When NASA's Lunar Reconnaissance Orbiter (LRO) arrived in orbit around the Moon in 2009, scientists immediately started firing lasers at it.

More specifically, they were firing lasers at a small reflector array roughly the size of a paperback book, trying to bounce light back to Earth. And after almost 10 years, they have finally succeeded.

It's the first time photons have been successfully reflected back to Earth from a lunar orbiter. And it not only gives us a new way to perform measurements of and around the Moon - it can help us understand the conditions on the lunar surface that could be degrading instruments placed there over 50 years ago.

The Apollo program saw astronauts visiting the Moon from 1969 to 1972. But they weren't just in it for the short term. They left behind (among other things) equipment for continued monitoring, such as seismometers and three laser reflectors. The Soviet space program also put reflectors up there on robotic rovers - two of them, for a grand total of five between the two space agencies.

Why laser reflectors? Well, if you send a really powerful laser beam at the Moon and time how long it takes to bounce back, you can make a really accurate measurement of the distance between the two points, based on the speed of light. Thus, we can determine how far away the Moon is, with millimetre precision.

Over time, those measurements can paint a picture of how the Moon moves around. That's how we know the Moon has a fluid core, based on how it rotates; and, if there's solid material in that fluid core, that in turn could tell us how the Moon once powered its magnetic field.

Such precise measurements are also how we know the Moon is slowly moving away from Earth at a rate of about 3.8 centimetres (1.5 inches) per year. Distance measurements can tell us so much, if we're patient.

"Now that we've been collecting data for 50 years, we can see trends that we wouldn't have been able to see otherwise," said planetary scientist Erwan Mazarico of NASA's Goddard Space Flight Center. "Laser-ranging science is a long game."

But there's a problem. Over time, the amount of light returned from those lunar reflectors has dimmed, to as little as 10 percent of what it should be. And it's not clear why.

However, if there's one thing the Moon has in spectacular abundance, it's dust. Although there's no atmosphere, and therefore no wind to stir that dust up, impacts from tiny micrometeorites could be dislodging just enough to slowly coat the reflectors.

So, this is where the LRO reflector comes in. If we can receive signals bounced off its reflector, scientists can compare the results from the surface reflectors.

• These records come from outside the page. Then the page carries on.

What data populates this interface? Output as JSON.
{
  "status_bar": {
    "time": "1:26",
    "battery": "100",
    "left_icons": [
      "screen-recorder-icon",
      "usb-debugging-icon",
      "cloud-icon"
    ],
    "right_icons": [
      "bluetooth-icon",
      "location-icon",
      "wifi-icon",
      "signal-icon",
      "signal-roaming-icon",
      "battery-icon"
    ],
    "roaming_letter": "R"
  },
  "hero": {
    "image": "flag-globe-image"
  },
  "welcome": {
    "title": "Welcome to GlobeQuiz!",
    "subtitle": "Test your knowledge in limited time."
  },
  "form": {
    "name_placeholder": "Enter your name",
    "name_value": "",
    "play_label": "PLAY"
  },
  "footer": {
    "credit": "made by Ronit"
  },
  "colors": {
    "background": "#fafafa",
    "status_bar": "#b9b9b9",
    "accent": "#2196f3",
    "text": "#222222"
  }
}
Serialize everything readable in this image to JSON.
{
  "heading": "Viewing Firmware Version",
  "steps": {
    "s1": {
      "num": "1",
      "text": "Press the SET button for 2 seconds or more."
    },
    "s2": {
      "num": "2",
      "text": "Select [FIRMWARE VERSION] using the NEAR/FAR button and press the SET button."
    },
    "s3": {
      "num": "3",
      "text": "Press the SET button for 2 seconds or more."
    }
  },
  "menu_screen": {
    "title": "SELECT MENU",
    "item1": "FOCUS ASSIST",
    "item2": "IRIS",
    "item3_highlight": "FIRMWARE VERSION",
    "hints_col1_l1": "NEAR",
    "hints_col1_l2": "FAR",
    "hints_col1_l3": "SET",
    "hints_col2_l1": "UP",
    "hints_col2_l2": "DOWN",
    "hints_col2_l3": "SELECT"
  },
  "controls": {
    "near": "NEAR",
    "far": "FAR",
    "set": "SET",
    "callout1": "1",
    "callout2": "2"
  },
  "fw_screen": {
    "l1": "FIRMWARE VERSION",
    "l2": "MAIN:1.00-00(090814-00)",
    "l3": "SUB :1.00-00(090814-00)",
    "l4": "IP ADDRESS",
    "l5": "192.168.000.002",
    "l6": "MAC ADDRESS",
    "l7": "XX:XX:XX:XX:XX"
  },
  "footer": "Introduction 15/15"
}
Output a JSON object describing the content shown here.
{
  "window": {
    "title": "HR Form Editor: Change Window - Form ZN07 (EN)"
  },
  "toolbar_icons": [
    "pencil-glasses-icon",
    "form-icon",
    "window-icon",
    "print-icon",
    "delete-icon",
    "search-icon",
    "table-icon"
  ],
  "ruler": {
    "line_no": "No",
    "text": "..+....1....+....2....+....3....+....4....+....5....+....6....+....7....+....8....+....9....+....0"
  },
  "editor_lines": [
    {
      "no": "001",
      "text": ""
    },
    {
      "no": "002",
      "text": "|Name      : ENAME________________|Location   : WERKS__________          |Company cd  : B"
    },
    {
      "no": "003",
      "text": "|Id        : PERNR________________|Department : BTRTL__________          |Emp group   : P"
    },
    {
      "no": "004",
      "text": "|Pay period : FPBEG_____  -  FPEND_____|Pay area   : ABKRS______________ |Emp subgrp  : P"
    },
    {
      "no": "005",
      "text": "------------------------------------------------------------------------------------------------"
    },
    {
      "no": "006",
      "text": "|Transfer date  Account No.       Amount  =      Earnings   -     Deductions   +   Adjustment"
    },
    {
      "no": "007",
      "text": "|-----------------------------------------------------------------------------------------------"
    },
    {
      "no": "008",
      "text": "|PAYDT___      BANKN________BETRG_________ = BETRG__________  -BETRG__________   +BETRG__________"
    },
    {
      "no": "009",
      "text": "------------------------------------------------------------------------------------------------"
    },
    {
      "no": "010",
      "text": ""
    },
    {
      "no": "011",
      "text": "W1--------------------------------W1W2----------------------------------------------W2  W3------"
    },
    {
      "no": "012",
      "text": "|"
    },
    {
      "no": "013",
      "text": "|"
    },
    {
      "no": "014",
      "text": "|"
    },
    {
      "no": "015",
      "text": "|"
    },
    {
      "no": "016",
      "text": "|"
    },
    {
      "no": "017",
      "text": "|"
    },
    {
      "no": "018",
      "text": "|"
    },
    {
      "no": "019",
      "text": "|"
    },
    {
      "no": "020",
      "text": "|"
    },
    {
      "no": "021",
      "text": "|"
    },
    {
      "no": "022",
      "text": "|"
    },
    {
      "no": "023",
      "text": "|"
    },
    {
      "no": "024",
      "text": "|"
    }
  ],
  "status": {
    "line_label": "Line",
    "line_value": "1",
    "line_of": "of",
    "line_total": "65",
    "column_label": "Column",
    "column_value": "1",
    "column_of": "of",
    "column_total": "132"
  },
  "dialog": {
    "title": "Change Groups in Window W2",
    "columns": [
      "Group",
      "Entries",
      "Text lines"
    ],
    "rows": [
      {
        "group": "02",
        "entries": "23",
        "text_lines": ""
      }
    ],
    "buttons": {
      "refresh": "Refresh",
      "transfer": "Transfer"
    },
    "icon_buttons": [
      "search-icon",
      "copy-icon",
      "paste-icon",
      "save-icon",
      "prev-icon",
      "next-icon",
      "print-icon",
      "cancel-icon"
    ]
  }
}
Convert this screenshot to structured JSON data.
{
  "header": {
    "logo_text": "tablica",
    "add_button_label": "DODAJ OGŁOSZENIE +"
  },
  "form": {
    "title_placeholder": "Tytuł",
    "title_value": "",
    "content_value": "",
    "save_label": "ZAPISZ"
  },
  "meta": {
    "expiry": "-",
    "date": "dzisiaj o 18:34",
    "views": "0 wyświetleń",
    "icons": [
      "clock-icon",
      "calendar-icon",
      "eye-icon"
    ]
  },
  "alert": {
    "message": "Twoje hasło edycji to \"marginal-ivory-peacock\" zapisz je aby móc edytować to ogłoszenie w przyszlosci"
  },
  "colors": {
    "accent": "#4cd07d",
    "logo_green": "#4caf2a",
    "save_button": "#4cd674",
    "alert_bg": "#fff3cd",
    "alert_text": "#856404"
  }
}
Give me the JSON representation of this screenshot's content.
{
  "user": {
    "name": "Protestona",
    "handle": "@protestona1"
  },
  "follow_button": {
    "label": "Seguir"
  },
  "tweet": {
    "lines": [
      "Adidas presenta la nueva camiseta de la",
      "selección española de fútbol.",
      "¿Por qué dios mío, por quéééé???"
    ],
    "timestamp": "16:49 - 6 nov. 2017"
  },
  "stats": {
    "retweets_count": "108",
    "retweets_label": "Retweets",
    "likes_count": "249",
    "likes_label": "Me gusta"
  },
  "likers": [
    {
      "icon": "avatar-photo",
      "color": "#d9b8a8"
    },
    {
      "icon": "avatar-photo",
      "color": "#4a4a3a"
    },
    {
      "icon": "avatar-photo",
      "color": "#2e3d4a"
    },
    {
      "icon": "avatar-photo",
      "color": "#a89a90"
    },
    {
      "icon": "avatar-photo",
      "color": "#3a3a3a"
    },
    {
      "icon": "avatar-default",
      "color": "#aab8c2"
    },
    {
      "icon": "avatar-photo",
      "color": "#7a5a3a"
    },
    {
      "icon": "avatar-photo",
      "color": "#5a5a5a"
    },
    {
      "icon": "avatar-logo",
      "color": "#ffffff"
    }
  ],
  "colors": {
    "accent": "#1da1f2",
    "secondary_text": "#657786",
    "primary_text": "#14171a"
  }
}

With the help of modelling, this could help determine the cause of the surface reflectors' declining efficiency - and, perhaps, reveal just how much micrometeorite bombardment the Moon is subject to, and how much dust this bombardment kicks up.

It is a lot easier said than done, though. It's difficult enough to bounce a laser off lunar surface reflectors, in large part due to Earth's atmospheric effects and electromagnetic attenuation. The LRO's reflector is even more challenging. It's a small, fast-moving target just 15 by 18 by 5 centimetres (6 by 7 by 2 inches), and it is, on average, 384,400 kilometres (238,900 miles) from Earth.

The team's initial attempts to reach the reflector using green visible light were unsuccessful. But then they teamed up with scientists at the Université Côte d'Azur in France, who had developed an infrared laser - light much more efficient at penetrating gas and cloud.

On 4 September 2018, the Laser Ranging Station in Grasse, France recorded infrared laser light bouncing back from the LRO for the very first time.

Then, in two sessions on 23 and 24 August 2019, the result was repeated - except this time, the team also slewed the spacecraft to orient the reflector towards Earth, demonstrating how to create opportunities for two-way laser ranging, rather than just waiting for the LRO to swing around the right way.

The light returned was minimal - just a few photons. It's not enough, yet, to be able to figure out what's blocking the reflectors on the lunar surface. But over time, even a few photons can build enough of a picture to tell us more.

It's not just the LRO measurements that are of interest here. The team's work demonstrates the improvements that can be made using infrared laser instead of optical, penetrating farther and potentially enabling the use of much smaller reflectors.

"This experiment provides a new method of verifying theories of dust accumulation over decades on the lunar surface," the researchers wrote in their paper.

"It also showed that the use of similar arrays onboard future lunar landers and orbiters can support LLR lunar science goals, particularly with landing sites near the lunar limbs and poles, which would have better sensitivity to lunar orientation."

The research has been published in Earth, Planets and Space.